It is one of the smaller island nations of the South Pacific, composed of just three reefs and 6 atolls. It’s also one of the least populated nations in the world, with a total census of just over 10,000 people.
Because Tuvalu is in such a remote location, tourism is not a point of emphasis. In 2010, fewer than 2,000 people visited the island nation. This makes it the perfect opportunity to enjoy a tropical getaway without a crush of people around you.
Many of the activities that are available in Tuvalu are centered around the Funafuti Conservation Area. It is within easy access of the airport on the main island, is closed to hotels, and will give you access to 33 square kilometers of reefs, lagoons, and channels. Six uninhabited islets are included with this area. Take a dive and you’ll get to swim with sea turtles, coconut crabs, and hundreds of additional species.
Because of a recent treaty signed with the European Union, traveling to Tuvalu from most of Europe is offered with visa-free access. Some exceptions do apply, but most travelers with a European passport can either receive a free visa upon arrival or not be required to have one at all. Those who are required to obtain a visa upon arrival are issued a maximum stay of 1 month.

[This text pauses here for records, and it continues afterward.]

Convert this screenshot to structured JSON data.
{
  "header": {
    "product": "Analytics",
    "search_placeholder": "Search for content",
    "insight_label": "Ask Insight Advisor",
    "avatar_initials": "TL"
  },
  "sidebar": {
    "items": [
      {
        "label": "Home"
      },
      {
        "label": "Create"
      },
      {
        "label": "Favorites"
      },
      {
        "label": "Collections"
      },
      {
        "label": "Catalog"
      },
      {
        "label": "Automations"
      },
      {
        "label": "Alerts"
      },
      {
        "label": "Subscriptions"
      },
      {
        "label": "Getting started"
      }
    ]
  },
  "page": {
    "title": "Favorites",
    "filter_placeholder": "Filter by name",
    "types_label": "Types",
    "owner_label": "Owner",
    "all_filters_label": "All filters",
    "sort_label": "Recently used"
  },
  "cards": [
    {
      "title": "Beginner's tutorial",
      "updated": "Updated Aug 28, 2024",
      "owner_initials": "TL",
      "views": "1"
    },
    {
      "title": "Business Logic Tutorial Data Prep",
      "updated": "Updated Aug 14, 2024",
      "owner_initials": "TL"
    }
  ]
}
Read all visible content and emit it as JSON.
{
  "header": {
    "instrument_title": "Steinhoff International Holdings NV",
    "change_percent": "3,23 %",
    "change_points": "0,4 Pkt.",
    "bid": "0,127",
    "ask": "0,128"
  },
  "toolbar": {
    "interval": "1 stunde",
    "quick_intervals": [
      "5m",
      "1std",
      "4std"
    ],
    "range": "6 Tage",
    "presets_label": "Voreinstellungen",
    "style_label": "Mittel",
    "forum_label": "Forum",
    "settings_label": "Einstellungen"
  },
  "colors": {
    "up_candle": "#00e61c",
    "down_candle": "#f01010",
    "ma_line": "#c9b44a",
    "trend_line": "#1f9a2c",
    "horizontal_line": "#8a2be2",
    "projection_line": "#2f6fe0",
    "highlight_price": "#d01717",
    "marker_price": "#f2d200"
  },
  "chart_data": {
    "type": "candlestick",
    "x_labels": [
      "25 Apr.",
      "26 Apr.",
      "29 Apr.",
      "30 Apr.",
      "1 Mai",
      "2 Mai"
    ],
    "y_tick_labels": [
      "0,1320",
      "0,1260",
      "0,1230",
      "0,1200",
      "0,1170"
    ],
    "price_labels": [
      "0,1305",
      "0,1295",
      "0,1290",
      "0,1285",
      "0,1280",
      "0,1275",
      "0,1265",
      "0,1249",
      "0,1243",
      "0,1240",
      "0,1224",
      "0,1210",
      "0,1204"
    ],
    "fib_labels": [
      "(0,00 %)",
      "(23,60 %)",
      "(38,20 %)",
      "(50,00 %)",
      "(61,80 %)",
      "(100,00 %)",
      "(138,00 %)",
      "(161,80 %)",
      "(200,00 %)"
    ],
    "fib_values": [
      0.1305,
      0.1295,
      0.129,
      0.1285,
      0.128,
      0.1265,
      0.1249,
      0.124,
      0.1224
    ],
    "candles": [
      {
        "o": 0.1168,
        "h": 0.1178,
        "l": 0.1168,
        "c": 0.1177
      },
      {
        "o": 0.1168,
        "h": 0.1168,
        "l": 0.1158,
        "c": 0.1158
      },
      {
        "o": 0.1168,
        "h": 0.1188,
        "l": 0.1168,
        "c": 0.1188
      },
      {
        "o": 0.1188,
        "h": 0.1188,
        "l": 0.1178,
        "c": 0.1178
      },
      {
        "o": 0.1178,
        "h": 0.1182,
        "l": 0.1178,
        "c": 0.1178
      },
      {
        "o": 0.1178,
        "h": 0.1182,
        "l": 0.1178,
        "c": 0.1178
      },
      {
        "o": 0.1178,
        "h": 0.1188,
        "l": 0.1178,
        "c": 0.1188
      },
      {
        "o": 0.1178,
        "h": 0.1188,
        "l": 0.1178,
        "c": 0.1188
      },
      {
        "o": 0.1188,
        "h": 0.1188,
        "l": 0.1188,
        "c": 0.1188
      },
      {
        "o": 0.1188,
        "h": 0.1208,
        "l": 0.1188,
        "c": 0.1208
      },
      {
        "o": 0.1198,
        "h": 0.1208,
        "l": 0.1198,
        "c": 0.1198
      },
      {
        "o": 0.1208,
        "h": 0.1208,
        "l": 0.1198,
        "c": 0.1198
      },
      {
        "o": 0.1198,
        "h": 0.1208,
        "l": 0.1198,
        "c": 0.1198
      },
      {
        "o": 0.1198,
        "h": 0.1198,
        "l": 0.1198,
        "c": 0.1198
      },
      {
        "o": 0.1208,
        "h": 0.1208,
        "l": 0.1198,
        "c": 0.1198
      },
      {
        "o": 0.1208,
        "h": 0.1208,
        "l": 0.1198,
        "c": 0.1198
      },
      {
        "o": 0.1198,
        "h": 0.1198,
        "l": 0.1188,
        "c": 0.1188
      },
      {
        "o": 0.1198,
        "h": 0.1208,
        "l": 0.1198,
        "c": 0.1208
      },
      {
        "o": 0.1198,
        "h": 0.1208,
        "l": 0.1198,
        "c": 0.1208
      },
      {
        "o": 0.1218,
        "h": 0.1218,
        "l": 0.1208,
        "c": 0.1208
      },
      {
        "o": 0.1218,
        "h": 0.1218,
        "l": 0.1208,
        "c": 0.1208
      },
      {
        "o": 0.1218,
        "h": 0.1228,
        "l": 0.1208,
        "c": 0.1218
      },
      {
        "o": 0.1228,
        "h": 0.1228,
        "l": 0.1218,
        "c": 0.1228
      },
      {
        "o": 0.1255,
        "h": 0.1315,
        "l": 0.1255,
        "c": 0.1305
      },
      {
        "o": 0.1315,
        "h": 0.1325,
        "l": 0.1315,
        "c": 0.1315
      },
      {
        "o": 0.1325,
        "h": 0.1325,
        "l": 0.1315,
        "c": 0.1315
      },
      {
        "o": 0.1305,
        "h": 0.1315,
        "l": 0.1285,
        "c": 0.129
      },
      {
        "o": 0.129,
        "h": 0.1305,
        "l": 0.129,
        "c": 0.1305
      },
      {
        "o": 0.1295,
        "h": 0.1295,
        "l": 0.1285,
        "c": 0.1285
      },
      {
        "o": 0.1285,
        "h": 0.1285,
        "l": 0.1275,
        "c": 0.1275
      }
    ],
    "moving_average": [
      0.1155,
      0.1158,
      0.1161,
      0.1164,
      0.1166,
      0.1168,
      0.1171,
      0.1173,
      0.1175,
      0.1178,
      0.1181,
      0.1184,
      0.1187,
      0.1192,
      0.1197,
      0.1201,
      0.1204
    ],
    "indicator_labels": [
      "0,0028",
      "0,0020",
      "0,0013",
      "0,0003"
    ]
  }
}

Tuvalu may not be competitive with other islands with resort access, but you gain the benefit of having all the breathing space you need. That is why it is often considered the perfect holiday destination.